(SUPPLIED MATERIAL begins)

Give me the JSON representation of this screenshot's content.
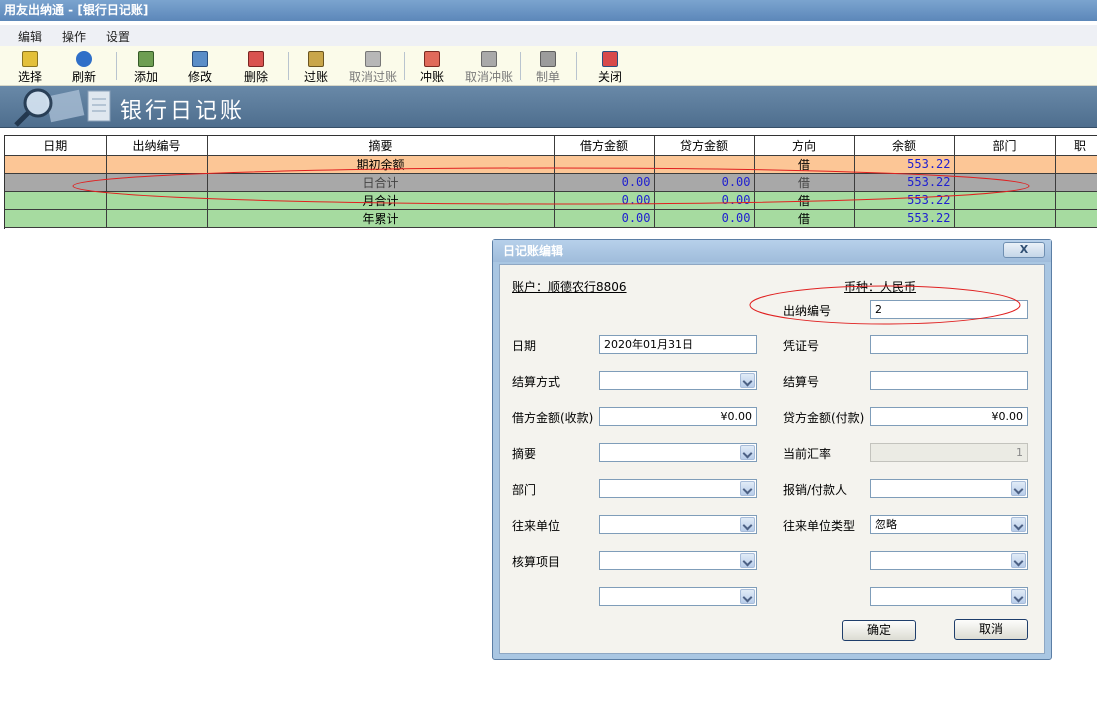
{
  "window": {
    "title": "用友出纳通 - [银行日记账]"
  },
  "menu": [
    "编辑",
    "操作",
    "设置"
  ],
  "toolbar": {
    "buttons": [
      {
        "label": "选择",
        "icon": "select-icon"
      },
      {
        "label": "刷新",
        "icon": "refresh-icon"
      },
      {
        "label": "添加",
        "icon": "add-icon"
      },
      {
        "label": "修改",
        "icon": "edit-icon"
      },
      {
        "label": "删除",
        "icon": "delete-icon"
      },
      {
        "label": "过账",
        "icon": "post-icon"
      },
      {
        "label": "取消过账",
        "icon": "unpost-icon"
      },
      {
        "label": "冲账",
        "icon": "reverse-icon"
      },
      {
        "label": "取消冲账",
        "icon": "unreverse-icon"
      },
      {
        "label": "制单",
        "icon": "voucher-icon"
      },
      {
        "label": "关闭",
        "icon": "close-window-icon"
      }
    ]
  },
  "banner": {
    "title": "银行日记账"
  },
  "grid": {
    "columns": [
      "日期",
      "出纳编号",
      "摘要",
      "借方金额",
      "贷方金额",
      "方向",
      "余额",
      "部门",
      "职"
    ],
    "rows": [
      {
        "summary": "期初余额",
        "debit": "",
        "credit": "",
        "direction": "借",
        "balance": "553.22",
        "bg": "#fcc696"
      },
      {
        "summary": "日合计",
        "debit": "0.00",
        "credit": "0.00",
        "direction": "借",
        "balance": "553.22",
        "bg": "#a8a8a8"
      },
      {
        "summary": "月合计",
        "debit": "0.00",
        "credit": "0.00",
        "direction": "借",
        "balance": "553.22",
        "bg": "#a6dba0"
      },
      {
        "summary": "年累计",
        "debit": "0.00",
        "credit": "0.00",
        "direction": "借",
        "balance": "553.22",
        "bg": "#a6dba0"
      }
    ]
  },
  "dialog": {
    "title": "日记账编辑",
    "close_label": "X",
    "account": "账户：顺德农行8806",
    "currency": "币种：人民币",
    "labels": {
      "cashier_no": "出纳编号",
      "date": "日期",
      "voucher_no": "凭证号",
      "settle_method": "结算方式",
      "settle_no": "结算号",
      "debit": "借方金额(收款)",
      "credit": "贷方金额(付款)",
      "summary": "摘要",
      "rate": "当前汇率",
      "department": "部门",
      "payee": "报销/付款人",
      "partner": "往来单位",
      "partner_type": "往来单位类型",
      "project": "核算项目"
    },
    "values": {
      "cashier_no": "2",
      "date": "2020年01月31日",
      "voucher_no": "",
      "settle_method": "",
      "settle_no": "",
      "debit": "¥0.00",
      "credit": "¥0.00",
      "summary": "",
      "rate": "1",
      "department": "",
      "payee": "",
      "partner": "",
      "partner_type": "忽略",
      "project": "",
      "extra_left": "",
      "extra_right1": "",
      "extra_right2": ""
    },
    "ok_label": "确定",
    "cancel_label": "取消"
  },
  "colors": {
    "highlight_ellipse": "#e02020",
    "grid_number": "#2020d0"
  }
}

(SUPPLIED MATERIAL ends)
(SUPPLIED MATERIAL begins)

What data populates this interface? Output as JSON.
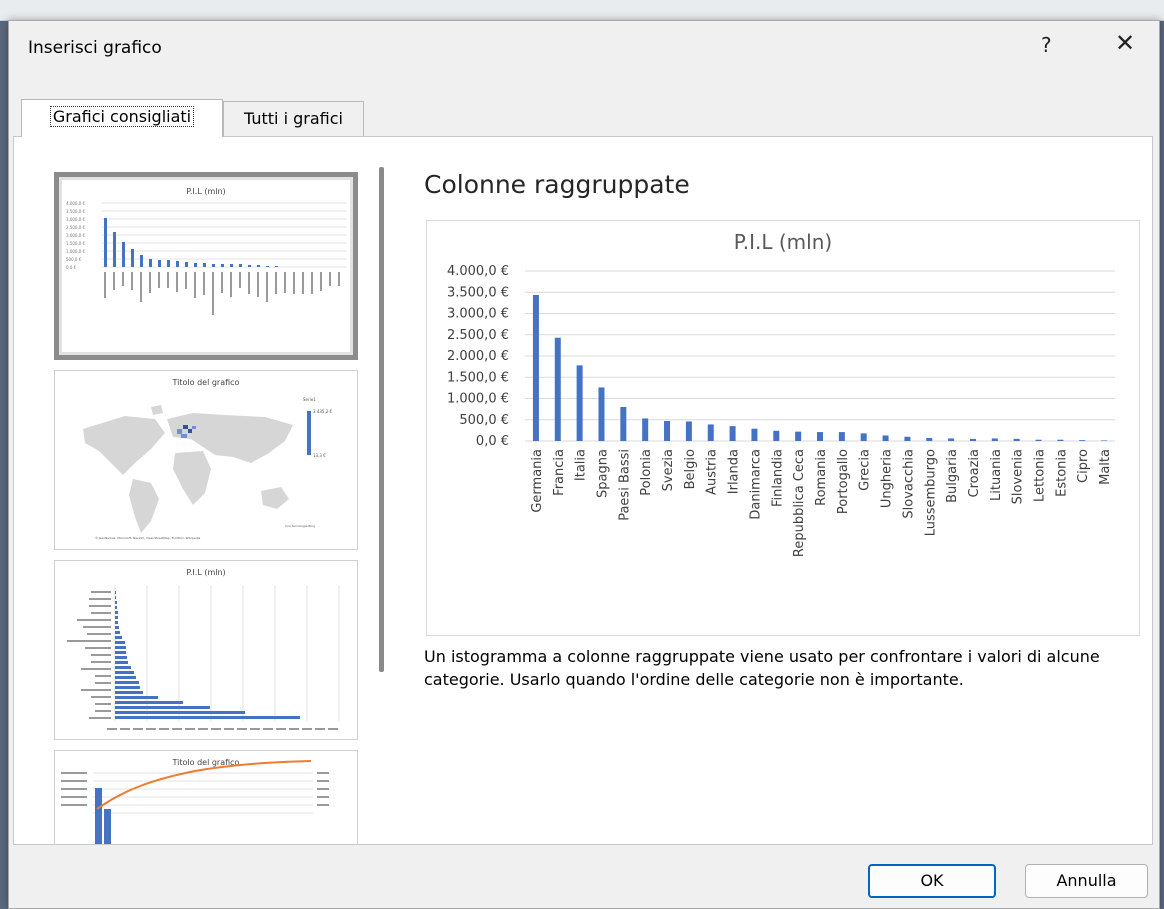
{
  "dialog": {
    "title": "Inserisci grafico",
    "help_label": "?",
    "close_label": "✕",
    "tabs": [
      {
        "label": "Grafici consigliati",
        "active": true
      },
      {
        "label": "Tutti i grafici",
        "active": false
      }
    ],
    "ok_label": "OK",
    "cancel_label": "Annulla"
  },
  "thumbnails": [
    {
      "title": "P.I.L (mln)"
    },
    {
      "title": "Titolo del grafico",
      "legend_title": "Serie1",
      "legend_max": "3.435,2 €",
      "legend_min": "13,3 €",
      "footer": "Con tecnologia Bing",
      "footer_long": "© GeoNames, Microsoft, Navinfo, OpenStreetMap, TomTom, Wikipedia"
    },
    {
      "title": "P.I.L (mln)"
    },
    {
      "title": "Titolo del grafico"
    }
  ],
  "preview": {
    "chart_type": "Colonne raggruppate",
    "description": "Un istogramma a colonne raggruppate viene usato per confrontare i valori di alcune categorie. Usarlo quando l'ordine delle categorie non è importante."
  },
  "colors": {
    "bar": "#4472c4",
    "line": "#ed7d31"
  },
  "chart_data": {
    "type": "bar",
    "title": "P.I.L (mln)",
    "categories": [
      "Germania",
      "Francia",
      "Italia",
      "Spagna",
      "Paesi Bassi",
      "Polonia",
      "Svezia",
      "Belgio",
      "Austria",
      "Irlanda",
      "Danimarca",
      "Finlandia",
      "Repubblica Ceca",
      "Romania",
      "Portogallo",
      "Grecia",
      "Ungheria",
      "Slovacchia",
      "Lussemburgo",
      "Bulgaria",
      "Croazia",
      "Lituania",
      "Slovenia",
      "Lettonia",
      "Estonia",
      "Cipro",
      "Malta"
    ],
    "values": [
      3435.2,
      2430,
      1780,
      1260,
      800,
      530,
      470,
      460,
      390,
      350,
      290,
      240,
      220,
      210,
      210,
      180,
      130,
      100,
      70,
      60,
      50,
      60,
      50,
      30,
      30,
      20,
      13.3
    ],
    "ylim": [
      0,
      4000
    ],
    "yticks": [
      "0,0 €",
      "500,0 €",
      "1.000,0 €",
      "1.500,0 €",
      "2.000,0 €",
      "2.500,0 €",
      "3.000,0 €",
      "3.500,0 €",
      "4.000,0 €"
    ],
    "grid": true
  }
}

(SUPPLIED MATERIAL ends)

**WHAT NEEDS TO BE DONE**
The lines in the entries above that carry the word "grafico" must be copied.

**OUTPUT**
    "title": "Inserisci grafico",
      "title": "Titolo del grafico",
      "title": "Titolo del grafico"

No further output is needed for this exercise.